Exfoliate and Moisturize
Dead skin cells can build up on your skin and block the hair follicles, making it difficult for hair to grow out like it should. To slough off dry skin, try using a mild body wash with synthetic exfoliating beads. After exfoliating, be sure to moisturize well.
Tips for Treating Underarm Ingrown Hairs
When you notice an ingrown hair, proceed with caution. If you pick at the skin or use tweezers to yank the ingrown end out, you are likely to do more harm than good. You could end up with an infection or irritate the area even more.
Your best bet is to soak the affected skin for at least 10 minutes in warm water or a salt-water solution to soften it up. Softening the skin will allow you to remove the hair more gently. Next, if you decide to try to extract the hair, get a magnifying mirror so you have a better view of what you're doing. You don't want to poke at the wrong point in your armpit. Sterilize a needle with alcohol and try to insert it under the part of the hair above the surface. Then carefully pull the needle up to release the hair [source: Bolognia et al.].

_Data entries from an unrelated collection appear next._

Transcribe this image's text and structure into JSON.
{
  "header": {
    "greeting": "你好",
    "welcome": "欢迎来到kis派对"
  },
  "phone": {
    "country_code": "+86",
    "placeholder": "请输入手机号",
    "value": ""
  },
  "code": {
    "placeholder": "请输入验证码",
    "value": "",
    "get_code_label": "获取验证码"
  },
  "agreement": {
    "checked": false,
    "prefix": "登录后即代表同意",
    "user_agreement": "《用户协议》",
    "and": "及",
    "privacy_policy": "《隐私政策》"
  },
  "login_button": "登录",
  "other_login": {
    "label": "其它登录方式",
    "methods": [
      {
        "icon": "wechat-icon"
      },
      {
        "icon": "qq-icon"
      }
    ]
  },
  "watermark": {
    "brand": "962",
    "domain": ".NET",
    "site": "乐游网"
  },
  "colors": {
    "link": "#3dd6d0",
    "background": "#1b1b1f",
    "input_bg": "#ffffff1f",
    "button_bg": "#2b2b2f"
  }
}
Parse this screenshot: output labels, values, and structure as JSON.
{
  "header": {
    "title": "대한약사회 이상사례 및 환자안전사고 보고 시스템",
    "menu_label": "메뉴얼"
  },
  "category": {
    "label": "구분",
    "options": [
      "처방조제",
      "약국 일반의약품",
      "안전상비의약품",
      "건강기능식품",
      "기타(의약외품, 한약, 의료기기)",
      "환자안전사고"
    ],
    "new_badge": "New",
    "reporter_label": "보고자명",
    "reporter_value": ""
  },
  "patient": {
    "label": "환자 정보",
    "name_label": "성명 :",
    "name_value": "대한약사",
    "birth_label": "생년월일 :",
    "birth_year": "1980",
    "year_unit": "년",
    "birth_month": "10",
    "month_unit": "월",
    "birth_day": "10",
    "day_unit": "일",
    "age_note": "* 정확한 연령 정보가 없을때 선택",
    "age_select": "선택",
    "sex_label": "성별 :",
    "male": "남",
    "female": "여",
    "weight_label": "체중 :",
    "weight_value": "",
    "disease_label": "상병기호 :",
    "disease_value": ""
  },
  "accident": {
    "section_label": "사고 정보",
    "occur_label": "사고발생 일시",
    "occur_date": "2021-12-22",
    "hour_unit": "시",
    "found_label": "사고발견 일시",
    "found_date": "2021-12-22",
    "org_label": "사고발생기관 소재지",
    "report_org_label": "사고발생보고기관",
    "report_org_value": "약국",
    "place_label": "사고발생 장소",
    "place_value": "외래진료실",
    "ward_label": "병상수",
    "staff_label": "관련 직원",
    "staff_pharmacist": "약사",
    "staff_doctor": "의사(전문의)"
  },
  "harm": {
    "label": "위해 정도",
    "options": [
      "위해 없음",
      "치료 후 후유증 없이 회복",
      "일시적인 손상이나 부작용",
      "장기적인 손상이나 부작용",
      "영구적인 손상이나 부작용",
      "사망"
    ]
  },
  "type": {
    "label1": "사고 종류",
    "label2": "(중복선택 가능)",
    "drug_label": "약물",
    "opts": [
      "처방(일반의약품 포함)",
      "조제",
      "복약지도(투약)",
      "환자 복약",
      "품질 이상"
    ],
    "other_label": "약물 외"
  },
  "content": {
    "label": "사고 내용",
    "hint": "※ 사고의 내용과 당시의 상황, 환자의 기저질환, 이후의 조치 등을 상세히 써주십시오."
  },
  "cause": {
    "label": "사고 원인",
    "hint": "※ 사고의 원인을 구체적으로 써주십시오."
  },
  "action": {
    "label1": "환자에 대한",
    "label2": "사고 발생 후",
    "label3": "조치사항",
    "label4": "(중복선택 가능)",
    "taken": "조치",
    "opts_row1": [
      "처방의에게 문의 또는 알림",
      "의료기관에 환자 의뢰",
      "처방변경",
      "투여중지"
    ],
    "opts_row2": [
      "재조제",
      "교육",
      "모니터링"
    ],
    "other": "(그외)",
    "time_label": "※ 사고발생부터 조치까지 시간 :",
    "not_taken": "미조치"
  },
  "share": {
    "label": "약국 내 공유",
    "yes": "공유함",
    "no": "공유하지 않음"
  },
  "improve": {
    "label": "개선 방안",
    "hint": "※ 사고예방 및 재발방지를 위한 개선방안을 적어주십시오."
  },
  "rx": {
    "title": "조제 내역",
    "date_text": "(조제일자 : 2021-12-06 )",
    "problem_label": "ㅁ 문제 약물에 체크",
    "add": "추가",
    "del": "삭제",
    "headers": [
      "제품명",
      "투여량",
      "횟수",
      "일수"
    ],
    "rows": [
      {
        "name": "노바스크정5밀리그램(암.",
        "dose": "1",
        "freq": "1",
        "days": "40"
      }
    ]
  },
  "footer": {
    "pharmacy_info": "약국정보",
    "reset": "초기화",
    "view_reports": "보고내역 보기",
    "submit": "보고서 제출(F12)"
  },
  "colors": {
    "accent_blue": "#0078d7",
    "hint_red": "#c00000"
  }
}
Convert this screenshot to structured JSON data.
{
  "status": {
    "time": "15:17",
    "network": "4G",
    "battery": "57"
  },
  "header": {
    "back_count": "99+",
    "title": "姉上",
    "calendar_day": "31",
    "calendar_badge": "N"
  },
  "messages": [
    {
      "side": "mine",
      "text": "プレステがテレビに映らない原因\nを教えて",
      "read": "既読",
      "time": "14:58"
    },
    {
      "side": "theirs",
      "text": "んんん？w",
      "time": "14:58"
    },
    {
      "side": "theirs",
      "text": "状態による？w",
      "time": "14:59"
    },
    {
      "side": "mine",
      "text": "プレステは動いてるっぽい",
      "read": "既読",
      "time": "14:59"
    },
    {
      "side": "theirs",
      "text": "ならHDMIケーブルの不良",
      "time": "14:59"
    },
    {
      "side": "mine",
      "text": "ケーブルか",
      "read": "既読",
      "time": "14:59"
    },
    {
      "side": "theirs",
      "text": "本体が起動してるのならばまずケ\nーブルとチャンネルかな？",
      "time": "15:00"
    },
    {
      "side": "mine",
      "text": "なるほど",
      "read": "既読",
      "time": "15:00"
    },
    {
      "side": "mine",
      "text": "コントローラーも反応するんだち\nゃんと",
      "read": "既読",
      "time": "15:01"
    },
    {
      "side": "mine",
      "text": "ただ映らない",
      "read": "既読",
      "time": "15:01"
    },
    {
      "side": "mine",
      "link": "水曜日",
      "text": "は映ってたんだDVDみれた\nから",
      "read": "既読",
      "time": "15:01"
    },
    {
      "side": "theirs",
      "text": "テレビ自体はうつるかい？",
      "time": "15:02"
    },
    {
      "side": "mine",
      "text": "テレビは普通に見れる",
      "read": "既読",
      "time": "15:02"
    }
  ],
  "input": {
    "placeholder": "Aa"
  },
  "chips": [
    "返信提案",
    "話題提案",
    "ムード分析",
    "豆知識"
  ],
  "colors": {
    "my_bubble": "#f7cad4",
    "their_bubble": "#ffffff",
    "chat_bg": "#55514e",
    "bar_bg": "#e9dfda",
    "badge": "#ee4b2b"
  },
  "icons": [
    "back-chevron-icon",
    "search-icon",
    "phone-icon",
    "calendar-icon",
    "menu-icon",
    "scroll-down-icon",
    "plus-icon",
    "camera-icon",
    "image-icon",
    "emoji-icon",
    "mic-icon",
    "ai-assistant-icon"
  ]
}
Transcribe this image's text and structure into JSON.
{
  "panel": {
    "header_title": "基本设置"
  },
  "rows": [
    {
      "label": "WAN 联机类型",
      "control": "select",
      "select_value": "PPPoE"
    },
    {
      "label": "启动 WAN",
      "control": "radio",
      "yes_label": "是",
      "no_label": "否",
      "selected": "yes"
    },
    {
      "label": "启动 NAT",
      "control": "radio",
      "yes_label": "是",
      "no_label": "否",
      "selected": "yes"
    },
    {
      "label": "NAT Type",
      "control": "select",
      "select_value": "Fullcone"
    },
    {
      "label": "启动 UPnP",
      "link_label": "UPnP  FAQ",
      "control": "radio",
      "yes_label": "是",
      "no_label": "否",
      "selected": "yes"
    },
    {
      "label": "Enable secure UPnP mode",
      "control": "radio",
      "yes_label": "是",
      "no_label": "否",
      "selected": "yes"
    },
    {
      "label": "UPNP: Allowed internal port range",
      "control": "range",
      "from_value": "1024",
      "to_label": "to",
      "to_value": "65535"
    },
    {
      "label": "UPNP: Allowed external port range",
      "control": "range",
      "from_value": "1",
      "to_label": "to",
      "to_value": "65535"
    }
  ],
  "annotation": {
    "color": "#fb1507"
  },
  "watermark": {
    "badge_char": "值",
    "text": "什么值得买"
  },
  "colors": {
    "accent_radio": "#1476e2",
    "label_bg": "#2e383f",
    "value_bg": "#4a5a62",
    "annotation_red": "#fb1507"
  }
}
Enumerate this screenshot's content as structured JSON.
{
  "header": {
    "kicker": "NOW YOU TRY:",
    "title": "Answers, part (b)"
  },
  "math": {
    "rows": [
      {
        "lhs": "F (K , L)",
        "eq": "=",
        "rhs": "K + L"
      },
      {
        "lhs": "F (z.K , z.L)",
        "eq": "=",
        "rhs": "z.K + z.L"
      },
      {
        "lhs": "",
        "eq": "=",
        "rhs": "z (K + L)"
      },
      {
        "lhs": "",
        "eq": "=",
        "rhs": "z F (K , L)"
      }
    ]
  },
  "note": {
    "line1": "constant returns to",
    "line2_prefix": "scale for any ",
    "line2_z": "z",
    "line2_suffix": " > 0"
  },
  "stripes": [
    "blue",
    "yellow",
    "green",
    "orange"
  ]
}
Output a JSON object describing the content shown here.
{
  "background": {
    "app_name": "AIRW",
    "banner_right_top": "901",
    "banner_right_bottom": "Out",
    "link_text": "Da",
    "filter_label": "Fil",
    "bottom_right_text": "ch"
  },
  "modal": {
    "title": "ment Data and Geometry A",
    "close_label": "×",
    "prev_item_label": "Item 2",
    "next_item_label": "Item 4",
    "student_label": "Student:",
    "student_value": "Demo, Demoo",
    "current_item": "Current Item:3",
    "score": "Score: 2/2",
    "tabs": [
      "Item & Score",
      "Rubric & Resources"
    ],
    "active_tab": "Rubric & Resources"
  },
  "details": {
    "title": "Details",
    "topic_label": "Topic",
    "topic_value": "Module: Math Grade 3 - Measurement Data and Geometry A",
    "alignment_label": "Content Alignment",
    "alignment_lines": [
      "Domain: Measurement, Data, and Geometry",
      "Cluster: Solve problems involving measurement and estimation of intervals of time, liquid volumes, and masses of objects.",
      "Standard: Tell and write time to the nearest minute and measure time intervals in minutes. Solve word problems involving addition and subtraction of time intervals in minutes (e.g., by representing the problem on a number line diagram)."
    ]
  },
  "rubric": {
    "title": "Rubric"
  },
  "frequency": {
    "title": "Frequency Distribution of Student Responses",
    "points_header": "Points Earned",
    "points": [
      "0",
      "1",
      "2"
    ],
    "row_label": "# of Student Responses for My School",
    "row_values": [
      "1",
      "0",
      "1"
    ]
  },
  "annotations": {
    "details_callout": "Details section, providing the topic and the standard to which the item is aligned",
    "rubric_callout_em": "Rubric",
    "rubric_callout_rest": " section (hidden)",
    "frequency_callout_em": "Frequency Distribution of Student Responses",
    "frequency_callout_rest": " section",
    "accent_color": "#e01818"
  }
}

If you're worried about bacteria and want to eliminate the ingrown hair naturally, use a solution of white vinegar diluted with water. It would be tough to soak your armpits unless you sink down into the tub, so try soaking a washcloth and placing it under your arm [source: Alai].
To help relieve the itchy irritation caused by ingrown hairs, you can use a hydrocortisone cream, which is sold over-the-counter, or an oatmeal lotion. Also, consider shaving with an electric razor while your skin heals, so as to avoid causing yourself even more discomfort.
Remember that when you have an irritation under your arm, you should be careful about the deodorant or antiperspirant you use. Any products applied to open or inflamed skin can make matters worse.
Underarm ingrown hairs are a pain, but there are ways for you to prevent and treat them. To gather more information on ingrown hairs under your arms, check out the links on the next page.